Next Let’s substitute value of b1 in SLR Equation
Remember that the SLR equation (y = b0 + bixi) is identical to the slope intercept equation (y = b + mx).
Therefore we can use any given value of y and x that we know and substitute the slope (b1) into the SLR equation, to get the y_intercept or b0.
Let’s use the average values x_bar and y_bar.
y = b0 + b1x1
y_bar = b0 + b1(x_bar)
Let’s solve for b0
b0 + b1(x_bar) = y_bar
Finally solving for b0, it can be written as:
b0 = y_bar – b1(x_bar)
Let’s input the values of y_bar, b1 and x_bar to get the value of b0.
Solving Mathematically, we can see that the ideal values for model parameters b0 and b1 to give us the best linear fit for our Model is: 119(b0) and 37.28(b1).
Thus our mathematical SLR model is y_hat = 119 + 37.28(x1)
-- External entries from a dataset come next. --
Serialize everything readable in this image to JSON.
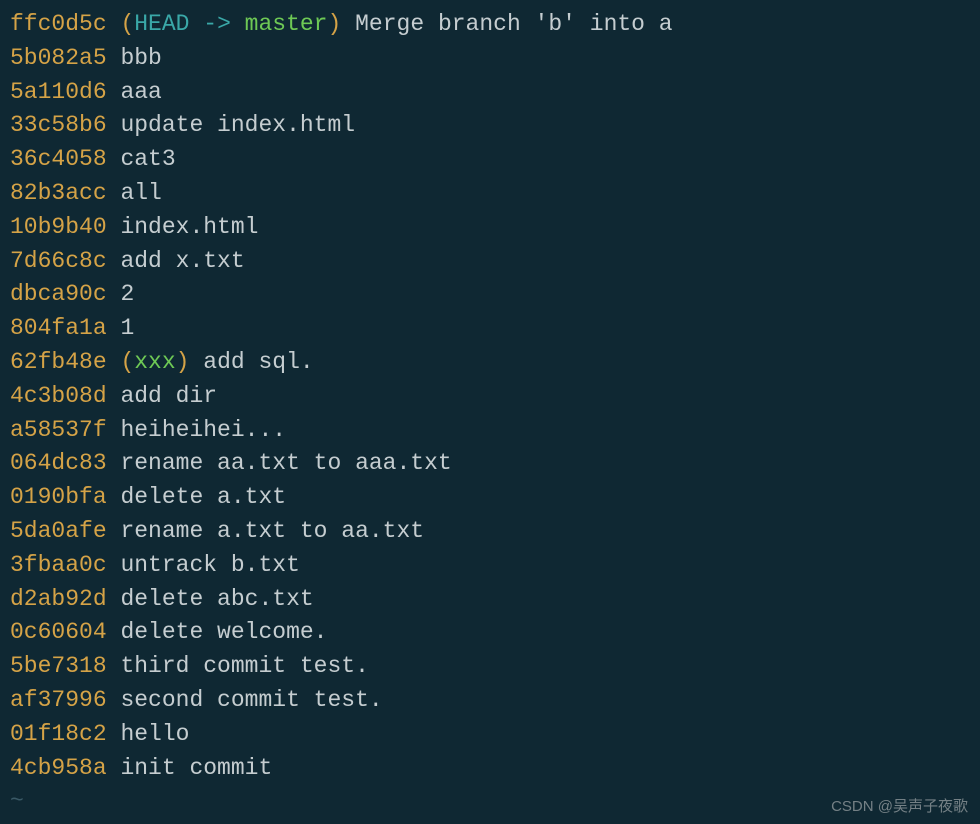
{
  "commits": [
    {
      "hash": "ffc0d5c",
      "ref_head": "HEAD -> ",
      "ref_branch": "master",
      "msg": "Merge branch 'b' into a"
    },
    {
      "hash": "5b082a5",
      "msg": "bbb"
    },
    {
      "hash": "5a110d6",
      "msg": "aaa"
    },
    {
      "hash": "33c58b6",
      "msg": "update index.html"
    },
    {
      "hash": "36c4058",
      "msg": "cat3"
    },
    {
      "hash": "82b3acc",
      "msg": "all"
    },
    {
      "hash": "10b9b40",
      "msg": "index.html"
    },
    {
      "hash": "7d66c8c",
      "msg": "add x.txt"
    },
    {
      "hash": "dbca90c",
      "msg": "2"
    },
    {
      "hash": "804fa1a",
      "msg": "1"
    },
    {
      "hash": "62fb48e",
      "ref_branch": "xxx",
      "msg": "add sql."
    },
    {
      "hash": "4c3b08d",
      "msg": "add dir"
    },
    {
      "hash": "a58537f",
      "msg": "heiheihei..."
    },
    {
      "hash": "064dc83",
      "msg": "rename aa.txt to aaa.txt"
    },
    {
      "hash": "0190bfa",
      "msg": "delete a.txt"
    },
    {
      "hash": "5da0afe",
      "msg": "rename a.txt to aa.txt"
    },
    {
      "hash": "3fbaa0c",
      "msg": "untrack b.txt"
    },
    {
      "hash": "d2ab92d",
      "msg": "delete abc.txt"
    },
    {
      "hash": "0c60604",
      "msg": "delete welcome."
    },
    {
      "hash": "5be7318",
      "msg": "third commit test."
    },
    {
      "hash": "af37996",
      "msg": "second commit test."
    },
    {
      "hash": "01f18c2",
      "msg": "hello"
    },
    {
      "hash": "4cb958a",
      "msg": "init commit"
    }
  ],
  "tilde": "~",
  "watermark": "CSDN @吴声子夜歌",
  "paren_open": "(",
  "paren_close": ")"
}
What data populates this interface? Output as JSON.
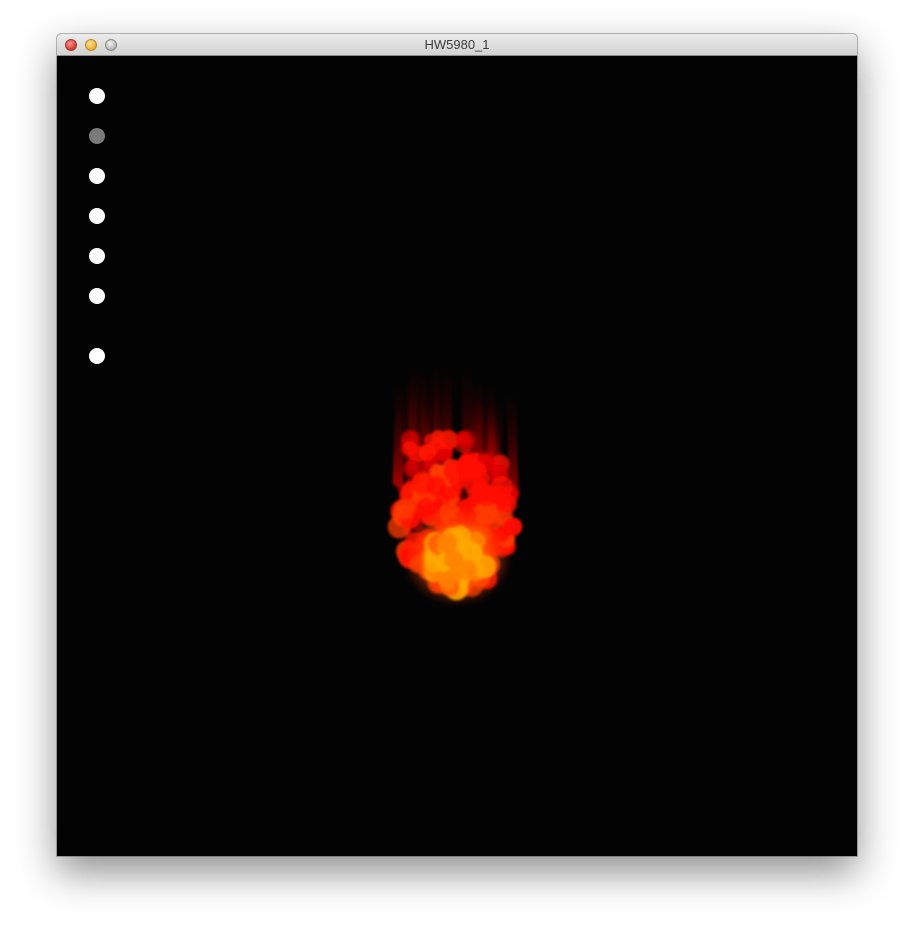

This means if we want to predict the Co2 emission for a car with Engine size 13.5 litres. Our unknown prediction is y_hat. Our predictor is x1, which is 13.5. So all we need do is substitute 13.5 into the equation to find y_hat.
y_hat = 119 + 37.28 * 13.5
y_hat = 622 (rounded to a whole number)
Let’s Compare our Maths Model to an Sklearn Model
First import LinearRegression from sklearn and create a model
Next we make the independent(X) and dependent(Y) variables as 2D arrays. Then we fit/train the model with the X and Y data… And finally we print out the slope(model.coef_) and the intercept(model.intercept_) values
Both the Maths and Sklearn Models have exactly the same parameters b0 and b1, giving credence to the fact that one can solve SLR intuitively without the libraries, especially if it’s a small/medium data set.
How are The Models performing?.
Let’s compare the RMSE for both The Maths and Sklearn Models.
The Root-Mean-Squared-Error is the square root of the MSE and is an ideal metric for measuring the performance of a Linear Regression model.
RMSE can be interpreted right on the same scale as the dependent or target variable and gives a good indicator of how well our model performs. Simply find the range of the target variable and compare the RMSE to it. The lower the RMSE as a percentage of the range, the better the model performance.
Both Models have an MSE of 1110 and RMSE of 33.
But, what does an RMSE of 33 really mean… What can it tell us?
To get the meaning of the RMSE, let’s make it a percentage of the range of the dependent variable. The lower the percent, the better the model.
With an RMSE of 33, our model error is within 7% of the range(487)of the dependent variable(CO2_Emissions)… Which means our SLR Model as simple as it is, is doing good.
Let’s See a Plot of both the Maths and Sklearn Models.
I hope I have been able to show you how Simple Linear Regression works… How Statistics and simple Maths drive this concept.
As you keep on learning, spend more time practicing and applying the concepts.